A rising story at the Pacific Island Ethnic Art Museum, exploring the industrialization of time that has characterized work and rest as opposing forces. Industry values rest as a tool to improve productivity and efficiency, giving rise to a self-care industry that commercializes rest as an individual practice. Our ancestors were children of the ocean and islands, how did they understand what it is to work and rest in community?
Rest in the intergenerational conversations between Pacific Indigenous ancestor pieces, lands, ocean, and artists living in the diaspora. Expect shifts, moving within the space as we enter moon phases, growing to fullness toward a Living Handbook.
This is a story that follows the moon, shifting and changing in phases over several months as it grows to fullness. As the exhibit rises, visitors and community members contribute to the Living Handbook through on-site interactions and Community Offerings.
After the PIEAM phase of Te ‘Iti Nei Te Marama concluded, community responses were gathered into an ebook to guide ongoing reflection processes to support our collective and individual wellbeing.
Part of my contribution to the exhibit and handbook are a series of ancestor piece* portraits made in the light of the full moon. These portraits were informed by time spent with the waters of Mi’kma’ki; some of the photos feature in the handbook linked above.
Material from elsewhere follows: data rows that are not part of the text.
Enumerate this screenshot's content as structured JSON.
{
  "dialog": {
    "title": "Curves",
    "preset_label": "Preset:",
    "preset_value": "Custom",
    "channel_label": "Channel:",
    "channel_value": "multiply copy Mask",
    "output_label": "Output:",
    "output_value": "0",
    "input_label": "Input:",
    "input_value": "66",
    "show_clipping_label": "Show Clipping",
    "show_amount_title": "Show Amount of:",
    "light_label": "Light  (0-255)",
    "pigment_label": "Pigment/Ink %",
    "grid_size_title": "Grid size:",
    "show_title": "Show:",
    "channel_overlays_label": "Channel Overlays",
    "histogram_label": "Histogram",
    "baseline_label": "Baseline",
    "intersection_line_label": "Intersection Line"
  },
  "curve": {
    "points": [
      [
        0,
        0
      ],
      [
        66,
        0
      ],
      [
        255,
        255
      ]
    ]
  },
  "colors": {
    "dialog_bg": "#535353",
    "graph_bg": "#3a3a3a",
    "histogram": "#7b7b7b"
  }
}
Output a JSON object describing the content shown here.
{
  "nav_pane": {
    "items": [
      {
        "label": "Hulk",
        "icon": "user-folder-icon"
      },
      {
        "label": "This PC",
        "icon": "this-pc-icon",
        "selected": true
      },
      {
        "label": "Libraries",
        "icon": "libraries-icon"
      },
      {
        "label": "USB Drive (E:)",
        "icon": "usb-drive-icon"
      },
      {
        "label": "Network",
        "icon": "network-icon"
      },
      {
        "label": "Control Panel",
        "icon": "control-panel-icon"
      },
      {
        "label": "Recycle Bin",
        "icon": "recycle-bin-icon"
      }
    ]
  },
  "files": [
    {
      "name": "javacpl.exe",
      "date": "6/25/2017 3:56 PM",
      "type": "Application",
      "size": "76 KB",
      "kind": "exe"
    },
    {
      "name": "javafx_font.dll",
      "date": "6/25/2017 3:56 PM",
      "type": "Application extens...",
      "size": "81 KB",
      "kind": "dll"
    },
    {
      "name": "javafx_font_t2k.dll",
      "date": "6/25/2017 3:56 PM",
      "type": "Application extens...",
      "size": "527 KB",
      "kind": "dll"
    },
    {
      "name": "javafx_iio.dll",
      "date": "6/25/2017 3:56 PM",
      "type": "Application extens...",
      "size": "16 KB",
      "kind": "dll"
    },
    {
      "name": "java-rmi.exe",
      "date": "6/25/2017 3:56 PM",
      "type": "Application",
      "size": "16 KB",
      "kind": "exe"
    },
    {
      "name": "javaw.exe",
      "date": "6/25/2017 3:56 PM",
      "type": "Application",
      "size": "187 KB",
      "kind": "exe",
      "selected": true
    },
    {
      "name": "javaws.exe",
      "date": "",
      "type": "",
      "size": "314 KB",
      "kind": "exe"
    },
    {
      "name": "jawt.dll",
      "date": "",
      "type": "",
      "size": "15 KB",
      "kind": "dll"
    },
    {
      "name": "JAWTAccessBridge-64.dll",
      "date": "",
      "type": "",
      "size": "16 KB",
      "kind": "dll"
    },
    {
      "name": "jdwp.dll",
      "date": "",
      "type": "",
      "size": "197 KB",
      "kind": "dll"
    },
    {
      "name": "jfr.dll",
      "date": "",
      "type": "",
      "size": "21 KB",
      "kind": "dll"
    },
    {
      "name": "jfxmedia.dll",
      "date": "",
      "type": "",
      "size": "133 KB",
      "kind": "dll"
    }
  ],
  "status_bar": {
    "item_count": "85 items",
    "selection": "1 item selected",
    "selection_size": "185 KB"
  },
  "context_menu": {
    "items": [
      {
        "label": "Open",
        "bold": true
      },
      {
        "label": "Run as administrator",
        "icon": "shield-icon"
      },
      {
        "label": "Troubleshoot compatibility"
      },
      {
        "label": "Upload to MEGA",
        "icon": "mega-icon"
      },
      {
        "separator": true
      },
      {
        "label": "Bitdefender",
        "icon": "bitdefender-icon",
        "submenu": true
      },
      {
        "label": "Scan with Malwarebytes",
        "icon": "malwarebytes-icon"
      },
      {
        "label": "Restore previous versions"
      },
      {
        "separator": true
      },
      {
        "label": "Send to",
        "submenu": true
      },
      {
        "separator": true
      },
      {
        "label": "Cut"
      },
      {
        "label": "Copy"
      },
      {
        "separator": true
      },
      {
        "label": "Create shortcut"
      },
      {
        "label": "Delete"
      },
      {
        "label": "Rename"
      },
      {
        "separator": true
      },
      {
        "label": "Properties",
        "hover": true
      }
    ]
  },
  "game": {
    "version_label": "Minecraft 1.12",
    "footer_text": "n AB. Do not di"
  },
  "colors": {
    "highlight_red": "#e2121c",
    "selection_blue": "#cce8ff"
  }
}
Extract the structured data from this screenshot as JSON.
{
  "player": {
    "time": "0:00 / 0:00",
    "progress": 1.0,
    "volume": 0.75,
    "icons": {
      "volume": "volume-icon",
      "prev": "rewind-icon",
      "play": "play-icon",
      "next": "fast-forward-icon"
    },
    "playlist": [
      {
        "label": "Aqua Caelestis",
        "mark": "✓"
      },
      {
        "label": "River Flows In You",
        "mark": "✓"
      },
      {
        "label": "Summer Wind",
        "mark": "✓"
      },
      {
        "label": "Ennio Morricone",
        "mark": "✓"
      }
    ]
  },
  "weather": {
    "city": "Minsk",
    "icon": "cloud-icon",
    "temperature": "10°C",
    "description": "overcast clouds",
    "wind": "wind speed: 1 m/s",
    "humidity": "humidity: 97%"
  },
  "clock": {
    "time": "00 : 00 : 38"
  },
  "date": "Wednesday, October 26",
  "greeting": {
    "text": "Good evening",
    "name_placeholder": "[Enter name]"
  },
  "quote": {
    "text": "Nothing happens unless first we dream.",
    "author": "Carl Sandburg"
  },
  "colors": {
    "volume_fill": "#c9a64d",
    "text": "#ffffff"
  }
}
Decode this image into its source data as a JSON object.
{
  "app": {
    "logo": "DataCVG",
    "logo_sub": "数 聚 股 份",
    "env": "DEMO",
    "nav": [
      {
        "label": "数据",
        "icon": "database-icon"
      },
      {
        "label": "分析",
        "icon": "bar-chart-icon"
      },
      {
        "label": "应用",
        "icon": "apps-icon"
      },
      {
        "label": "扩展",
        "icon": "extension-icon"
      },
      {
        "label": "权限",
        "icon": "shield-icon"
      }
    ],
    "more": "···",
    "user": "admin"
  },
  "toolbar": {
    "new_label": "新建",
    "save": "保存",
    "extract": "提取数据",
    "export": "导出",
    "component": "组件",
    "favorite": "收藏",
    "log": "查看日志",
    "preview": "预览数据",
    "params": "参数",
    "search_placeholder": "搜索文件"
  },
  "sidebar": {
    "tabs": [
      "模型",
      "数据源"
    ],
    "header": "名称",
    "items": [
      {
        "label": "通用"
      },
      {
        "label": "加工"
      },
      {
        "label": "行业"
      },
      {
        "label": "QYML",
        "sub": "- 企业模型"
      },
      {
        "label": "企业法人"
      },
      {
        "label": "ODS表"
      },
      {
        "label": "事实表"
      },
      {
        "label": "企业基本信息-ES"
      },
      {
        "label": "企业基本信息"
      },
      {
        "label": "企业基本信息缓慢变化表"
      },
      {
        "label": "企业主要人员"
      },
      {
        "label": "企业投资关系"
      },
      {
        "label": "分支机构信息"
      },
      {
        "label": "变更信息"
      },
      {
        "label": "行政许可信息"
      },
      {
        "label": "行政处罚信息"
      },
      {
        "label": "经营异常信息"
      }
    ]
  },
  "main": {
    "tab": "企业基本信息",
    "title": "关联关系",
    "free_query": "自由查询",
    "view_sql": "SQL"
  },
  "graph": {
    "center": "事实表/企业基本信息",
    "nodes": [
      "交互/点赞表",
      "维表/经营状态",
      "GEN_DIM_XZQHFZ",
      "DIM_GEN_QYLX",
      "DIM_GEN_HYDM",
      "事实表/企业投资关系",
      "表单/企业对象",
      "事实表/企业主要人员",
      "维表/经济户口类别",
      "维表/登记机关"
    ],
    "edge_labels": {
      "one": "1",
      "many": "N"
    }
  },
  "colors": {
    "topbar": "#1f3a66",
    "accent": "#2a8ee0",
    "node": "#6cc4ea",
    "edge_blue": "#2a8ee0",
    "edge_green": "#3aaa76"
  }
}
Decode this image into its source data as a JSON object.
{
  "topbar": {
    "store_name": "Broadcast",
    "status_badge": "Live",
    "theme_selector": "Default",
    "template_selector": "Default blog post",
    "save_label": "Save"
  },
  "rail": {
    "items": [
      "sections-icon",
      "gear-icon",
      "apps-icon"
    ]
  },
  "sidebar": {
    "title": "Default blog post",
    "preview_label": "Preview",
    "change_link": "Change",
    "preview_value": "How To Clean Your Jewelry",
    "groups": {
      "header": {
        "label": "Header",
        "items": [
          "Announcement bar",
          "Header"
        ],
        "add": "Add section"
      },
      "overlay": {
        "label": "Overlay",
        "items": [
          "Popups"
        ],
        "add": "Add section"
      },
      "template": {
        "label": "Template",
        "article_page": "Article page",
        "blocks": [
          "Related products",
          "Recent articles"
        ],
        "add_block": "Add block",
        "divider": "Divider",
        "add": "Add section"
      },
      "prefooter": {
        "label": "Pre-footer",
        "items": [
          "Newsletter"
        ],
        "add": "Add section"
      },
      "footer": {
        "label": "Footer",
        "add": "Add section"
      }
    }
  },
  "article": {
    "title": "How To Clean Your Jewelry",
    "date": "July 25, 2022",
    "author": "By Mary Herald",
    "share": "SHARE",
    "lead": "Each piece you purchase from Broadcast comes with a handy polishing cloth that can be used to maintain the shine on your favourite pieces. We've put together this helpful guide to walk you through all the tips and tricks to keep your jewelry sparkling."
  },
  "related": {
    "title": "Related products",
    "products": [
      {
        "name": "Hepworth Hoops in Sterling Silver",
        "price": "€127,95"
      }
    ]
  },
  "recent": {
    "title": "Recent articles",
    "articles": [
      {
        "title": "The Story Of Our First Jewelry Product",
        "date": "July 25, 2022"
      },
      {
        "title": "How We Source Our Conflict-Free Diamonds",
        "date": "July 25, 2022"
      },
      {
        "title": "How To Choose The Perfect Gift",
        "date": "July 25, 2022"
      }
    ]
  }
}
The photographs are long exposures, playing with time and the way being lit by the moon paints a familiar world in an unfamiliar way. It looks like daylight, but also not quite. An invitation to pause, observe, and reconsider what we think the world must be like.
*What we call “ancestor piece” you might think of as an “artifact.” We use this term to honor the role and relationality of “things” in our Indigenous Pacific cultures.